Terrace of the Leper King is a masterpiece in Siem Reap that is rich in art, culture and mystery. Unlike most of the bas-reliefs in the area, the carvings on this terrace have more volume and details. The depiction of the citizens with varying classes and the Hindu deities look more lively and have more emotion.
Where it got its name is still a mystery that’s surrounded by different stories. But it raises an interesting idea because lepers were treated as outcasts in the past. What happens if the king himself gets the illness? How can you treat a king as an outcast? Since one of the previous kings was known to be infected by leprosy, did it result in a better treatment of lepers and a greater campaign for health treatments?
History of the Terrace of the Leper King
This massive monument has certain dating problems but its exact design was found in the Royal Palace which dated in the half of the 13th century. It was known to be an extension of the Terrace of the Elephants that was added by King Jayavarman VIII. The name Terrace of the Leper King was only given to it in the 15th century.
There are different speculations about who the leper king is. Some historians suggest that it’s King Yasovaraman I who is known as a leper. The theory that King Jayavarman VII is a leper that’s why he built many hospitals during his reign has no historical support. Another theory suggests that a strange statue was found on the terrace that had corrosion and lichens which gave the impression that who it represents was a leper.

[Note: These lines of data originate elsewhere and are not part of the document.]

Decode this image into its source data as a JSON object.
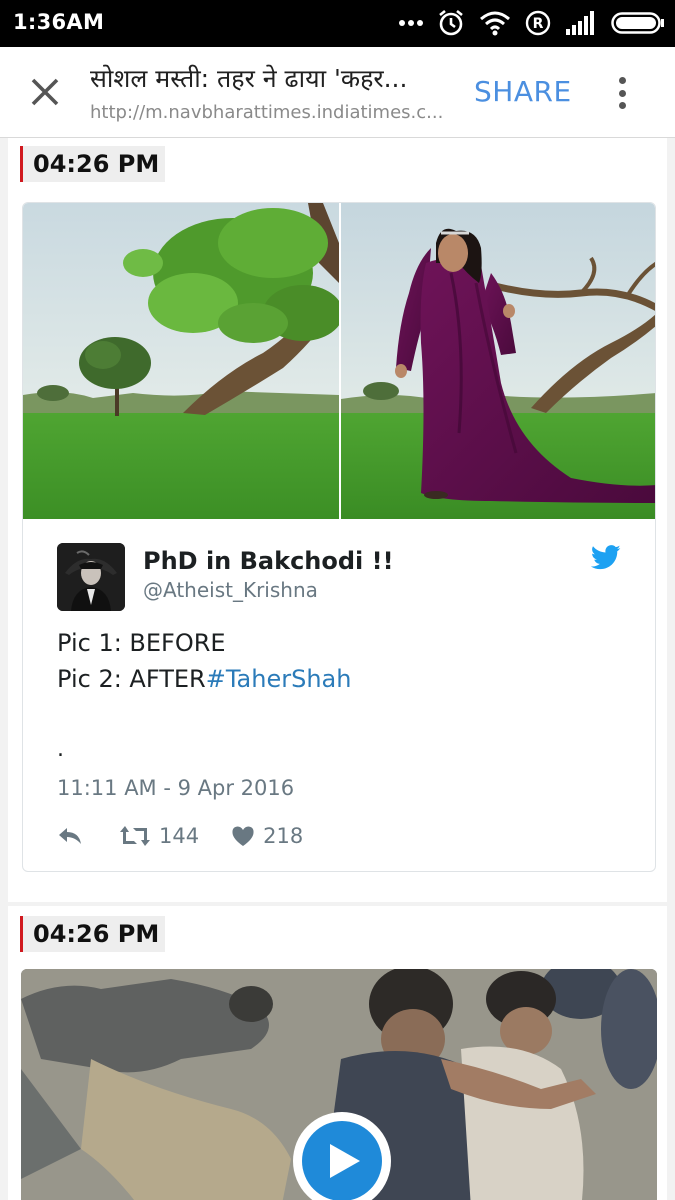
{
  "status_bar": {
    "time": "1:36AM",
    "icons": [
      "more-dots-icon",
      "alarm-icon",
      "wifi-icon",
      "registered-icon",
      "signal-icon",
      "battery-icon"
    ]
  },
  "browser": {
    "title": "सोशल मस्ती: तहर ने ढाया 'कहर...",
    "url": "http://m.navbharattimes.indiatimes.c...",
    "share_label": "SHARE",
    "accent_color": "#4b8fe0"
  },
  "entries": [
    {
      "time": "04:26 PM",
      "tweet": {
        "author_name": "PhD in Bakchodi !!",
        "handle": "@Atheist_Krishna",
        "text_line1": "Pic 1: BEFORE",
        "text_line2_prefix": "Pic 2: AFTER",
        "hashtag": "#TaherShah",
        "trailing": ".",
        "date": "11:11 AM - 9 Apr 2016",
        "retweets": "144",
        "likes": "218"
      }
    },
    {
      "time": "04:26 PM"
    }
  ],
  "colors": {
    "time_marker": "#d0191f",
    "twitter_blue": "#1da1f2",
    "hashtag": "#2b7bb9",
    "play_button": "#1f8ad9"
  }
}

The original statue is already in the National Museum of Phnom Penh while the one in the Terrace of the Leper King is a replica. That statue of a naked man that carries a mace on top of the monument actually depicts the deity Yama who is known as the god of the underworld.
Exploring the Terrace of the Leper King
The Terrace of the Leper King is just beside the Terrace of the Elephants. We actually thought at first that it was still part of the Terrace of the Elephants because of how close they are. It was eye-catching that’s why we took the short walk to get closer to it despite the heat of the afternoon. There’s a tendency for this terrace to be missed out but we’re glad that we didn’t.
For an ancient monument, the quality of its craftsmanship is unquestionably high. Looking at the figures and trying to understand what they are depicting is baffling. It’s hard to tell if the men carrying swords that are being fanned by women are the previous kings or his officials. The bottom part has a naga (serpent), that is also found in most of the temples.
We continued to check out the area and even went to a narrow alley where more bas-reliefs can be found. They seem to be depicting the same characters and they also have a naga at the bottom-center. Some of the figures have cracks and damages but the detail of their patterns still looks good.
Paintings and Stores
Speaking of art, modern Cambodians clearly inherited their creativity from their ancestors. Beautiful Cambodian paintings are displayed and being sold in the stalls close to the Terrace of the Leper King. What’s noticeable is that most of the paintings are images of Angkor Wat with some Bayon Temple. Angkor Wat is so iconic to them that they have even put it in their flag.
Other souvenir items are also sold nearby but I just want to give you a warning about buying their bottled water. Even our tour guide warned us about the unclean bottled waters that are mostly sold outside. We saw with our own eyes how there was a small insect in one of those. I ended up getting a canned soft drink instead.